Rose felt flat at times, especially early on the back nine at Cog Hill on a cool, overcast day in the Chicago suburbs. But a 3-iron into 30 feet for an eagle on the par-5 15th woke him up, and not even a bogey on the last hole changed his outlook on the day or the weekend of this FedEx Cup playoff event.
"You never quite know what to expect after playing so well in the first round," Rose said of his opening 63. "Actually, my caddie said it's the best round he's seen in 20 years out there from a ball-striking perspective. So, there's only one way to go from there. But today was good."
It was even better for Wilson, who considers Cog Hill a home course after he moved to the area. Wilson again had a large following of friends and family, and he treated them to a good show. He ran off four straight birdies around the turn, starting with a wedge to tap-in range at No. 8, and was steady the rest of the way for a 66.
They were at 11-under 131.
Webb Simpson, who leads the FedEx Cup and has won two of his last three tournaments, made his only bogey of the tournament on the fifth hole but was otherwise solid in his round of 68 that left him two shots behind.
They will be in the final group Saturday morning, when the tee times are moved forward to finish in time for NBC Sports to televise the Notre Dame football game.
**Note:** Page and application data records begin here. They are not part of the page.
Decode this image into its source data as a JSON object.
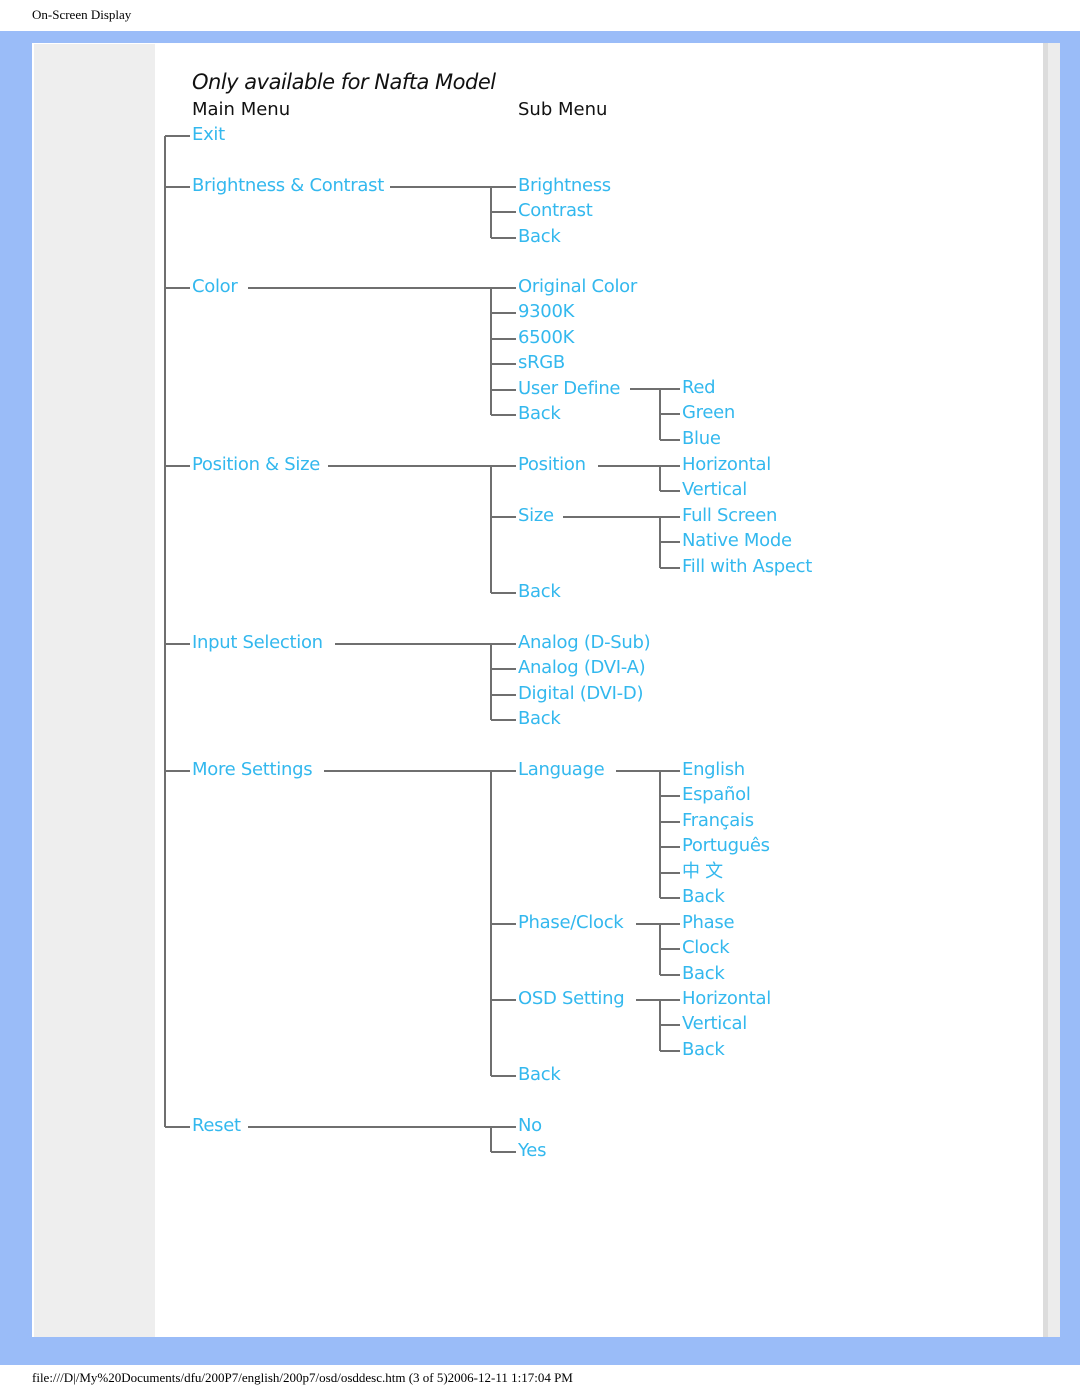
{
  "page": {
    "header": "On-Screen Display",
    "footer": "file:///D|/My%20Documents/dfu/200P7/english/200p7/osd/osddesc.htm (3 of 5)2006-12-11 1:17:04 PM"
  },
  "diagram": {
    "title": "Only available for Nafta Model",
    "main_menu_header": "Main Menu",
    "sub_menu_header": "Sub Menu",
    "colors": {
      "item": "#33b8ee",
      "line": "#6f6f6f",
      "frame": "#9abcf8"
    },
    "main": [
      {
        "label": "Exit"
      },
      {
        "label": "Brightness & Contrast",
        "sub": [
          "Brightness",
          "Contrast",
          "Back"
        ]
      },
      {
        "label": "Color",
        "sub": [
          "Original Color",
          "9300K",
          "6500K",
          "sRGB",
          "User Define",
          "Back"
        ],
        "user_define": [
          "Red",
          "Green",
          "Blue"
        ]
      },
      {
        "label": "Position & Size",
        "sub": [
          "Position",
          "Size",
          "Back"
        ],
        "position": [
          "Horizontal",
          "Vertical"
        ],
        "size": [
          "Full Screen",
          "Native Mode",
          "Fill with Aspect"
        ]
      },
      {
        "label": "Input Selection",
        "sub": [
          "Analog (D-Sub)",
          "Analog (DVI-A)",
          "Digital (DVI-D)",
          "Back"
        ]
      },
      {
        "label": "More Settings",
        "sub": [
          "Language",
          "Phase/Clock",
          "OSD Setting",
          "Back"
        ],
        "language": [
          "English",
          "Español",
          "Français",
          "Português",
          "中 文",
          "Back"
        ],
        "phase_clock": [
          "Phase",
          "Clock",
          "Back"
        ],
        "osd_setting": [
          "Horizontal",
          "Vertical",
          "Back"
        ]
      },
      {
        "label": "Reset",
        "sub": [
          "No",
          "Yes"
        ]
      }
    ]
  }
}
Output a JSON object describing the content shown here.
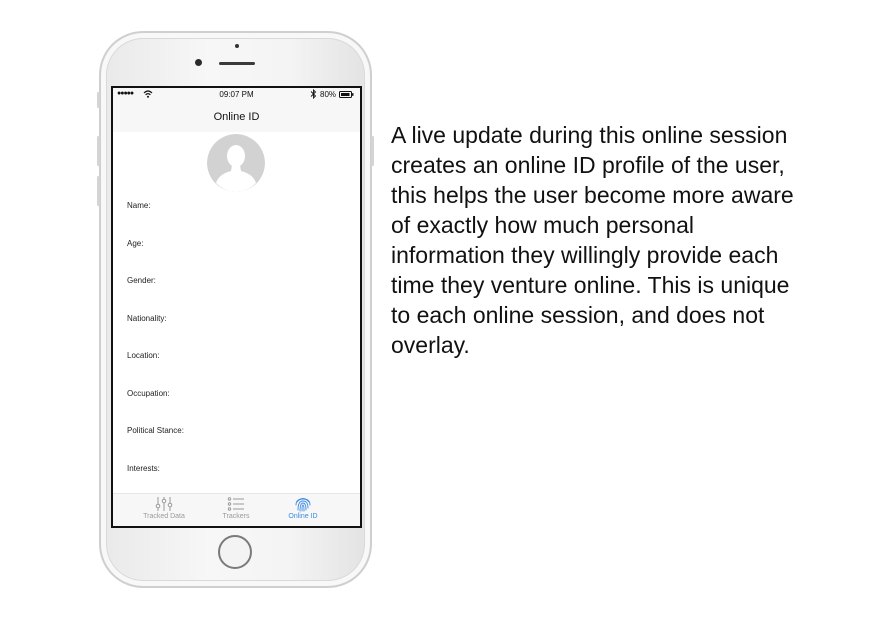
{
  "status_bar": {
    "signal": "●●●●●",
    "time": "09:07 PM",
    "battery": "80%"
  },
  "nav": {
    "title": "Online ID"
  },
  "profile": {
    "fields": [
      "Name:",
      "Age:",
      "Gender:",
      "Nationality:",
      "Location:",
      "Occupation:",
      "Political Stance:",
      "Interests:"
    ]
  },
  "tabs": [
    {
      "label": "Tracked Data",
      "icon": "sliders-icon"
    },
    {
      "label": "Trackers",
      "icon": "list-icon"
    },
    {
      "label": "Online ID",
      "icon": "fingerprint-icon",
      "active": true
    }
  ],
  "colors": {
    "accent": "#3d8be3",
    "inactive": "#9a9a9a"
  },
  "description": "A live update during this online session creates an online ID profile of the user, this helps the user become more aware of exactly how much personal information they willingly provide each time they venture online. This is unique to each online session, and does not overlay."
}
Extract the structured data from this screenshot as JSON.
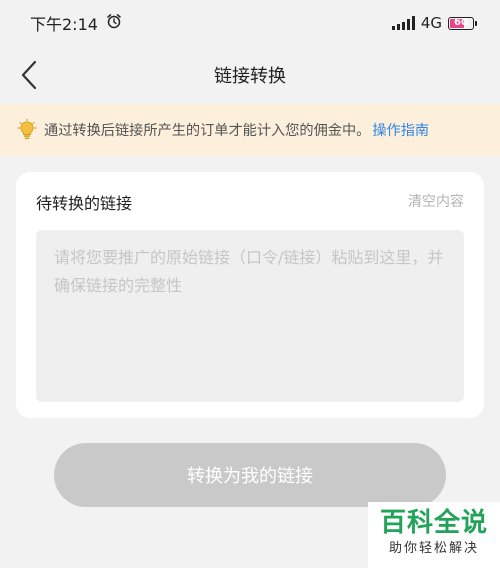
{
  "status_bar": {
    "time": "下午2:14",
    "network": "4G",
    "battery_level": "60"
  },
  "nav": {
    "title": "链接转换"
  },
  "notice": {
    "text": "通过转换后链接所产生的订单才能计入您的佣金中。",
    "link_label": "操作指南"
  },
  "link_card": {
    "title": "待转换的链接",
    "clear_label": "清空内容",
    "input_value": "",
    "input_placeholder": "请将您要推广的原始链接（口令/链接）粘贴到这里，并确保链接的完整性"
  },
  "convert_button": {
    "label": "转换为我的链接"
  },
  "watermark": {
    "main": "百科全说",
    "sub": "助你轻松解决"
  },
  "colors": {
    "notice_bg": "#fcefdb",
    "link_blue": "#2f86e8",
    "button_disabled": "#c9c9c9",
    "watermark_green": "#22a35a"
  }
}
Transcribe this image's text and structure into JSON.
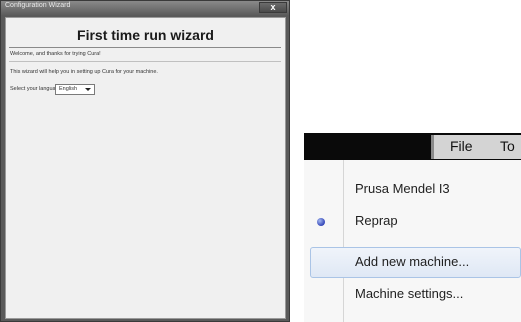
{
  "wizard": {
    "window_title": "Configuration Wizard",
    "close_label": "x",
    "heading": "First time run wizard",
    "welcome_text": "Welcome, and thanks for trying Cura!",
    "info_text": "This wizard will help you in setting up Cura for your machine.",
    "language_label": "Select your language:",
    "language_value": "English"
  },
  "menu": {
    "bar_items": [
      "File",
      "To"
    ],
    "items": [
      {
        "label": "Prusa Mendel I3",
        "selected": false
      },
      {
        "label": "Reprap",
        "selected": true
      },
      {
        "label": "Add new machine...",
        "hovered": true
      },
      {
        "label": "Machine settings..."
      }
    ]
  }
}
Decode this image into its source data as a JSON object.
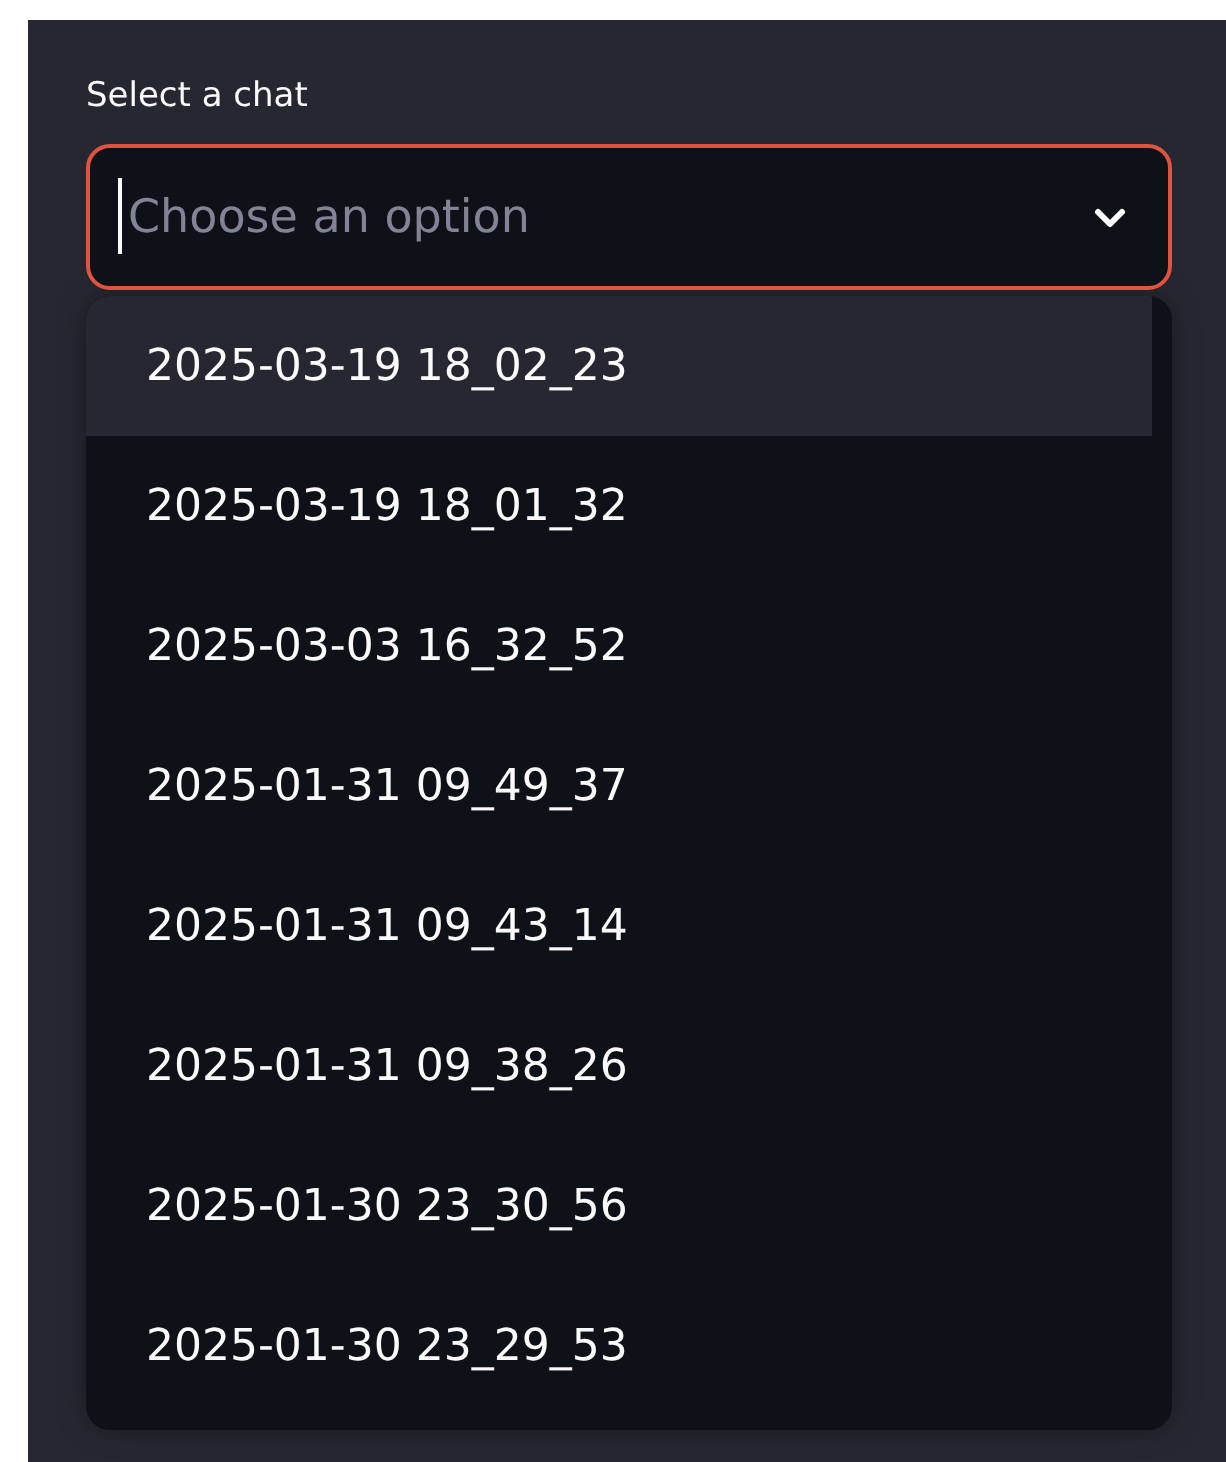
{
  "label": "Select a chat",
  "select": {
    "placeholder": "Choose an option",
    "focused": true
  },
  "options": [
    {
      "label": "2025-03-19 18_02_23",
      "selected": true
    },
    {
      "label": "2025-03-19 18_01_32",
      "selected": false
    },
    {
      "label": "2025-03-03 16_32_52",
      "selected": false
    },
    {
      "label": "2025-01-31 09_49_37",
      "selected": false
    },
    {
      "label": "2025-01-31 09_43_14",
      "selected": false
    },
    {
      "label": "2025-01-31 09_38_26",
      "selected": false
    },
    {
      "label": "2025-01-30 23_30_56",
      "selected": false
    },
    {
      "label": "2025-01-30 23_29_53",
      "selected": false
    }
  ]
}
John Senden of Australia, who is No. 55 in the FedEx Cup and needs a top-five finish to advance to the Tour Championship, had a 66 and was alone in fourth place at 134. Bill Haas, who has the Presidents Cup on his mind at No. 12 in on the American list, was another shot back after a 66.
This is a pivotal week for two cups.
The BMW Championship is the final tournament for the top 10 players for U.S. and International teams to qualify for the Presidents Cup. Brandt Snedeker (No. 11) had a 66 and was tied for seventh with a group that included David Toms (No. 10). Also at 5-under 137 were Geoff Ogilvy and Robert Allenby, both of whom are on the bubble for the International side. Another shot behind was Jim Furyk, who is No. 9 on the U.S. list.
For the FedEx Cup, the top 30 advance to the Tour Championship at East Lake for a shot at the $10 million prize.
Wilson, a two-time winner early in the season, already is a lock for East Lake. He would have to win the BMW Championship to earn a spot on the Presidents Cup team, although it could come with an even greater bonus. No one on the PGA Tour has really stood out this year, and these next few weeks are likely to go a long way toward deciding player of the year.
Wilson really isn't part of the conversation yet. His wins were eight months ago, against fields that were not terribly strong. A win at Cog Hill would be different, not to mention timely.
"That would put me with the most wins of anybody, and then going into East Lake if I can get another one there, I think I'd have a good argument. That's a lot of 'ifs,'" Wilson said. "I've played great so far. There are a lot of great players out here, but I feel like I'm playing very close to the same form I had when I started the year out. My mind is in a better place, and I'm just kind of accepting the results.
"But yeah, I would definitely put myself in there. Certainly not right now, but I need at least one more win, two more wins to probably be in that discussion."
Rose is at No. 34 and still looking at this week as having nothing to lose — he wasn't in the top 30 when he arrived at Cog Hill, so the Englishman figures he could only give it his best shot. That's not to suggest he is firing at every pin. Rose patiently picked his spots in the second round, and cashed in late with the eagle and birdie.
"I think it's more of a mental shift," he said. "It's not putting pressure on yourself, it's not getting frustrated out there, it's having the ability to stay a little more patient, and I think that's what I'm feeling this week."
Phil Mickelson is not feeling it. He started his round by missing three birdie putts inside 8 feet — two of them from inside 4 feet — and then had four bogeys on his back nine for a 73 that put him 14 shots behind.
Luke Donald, the world No. 1, bounced back from an opening 75 with a 66 that at least got him to under par. Despite his noble effort, the NCAA champion from Northwestern learned he had a 7:35 a.m. starting time Saturday because of the conflict with NBC Sports and Notre Dame.
Donald ended his day with this tweet: "Thanks Notre Dame for my 7.35am tee time. I knew there was a reason why I didn't like you!"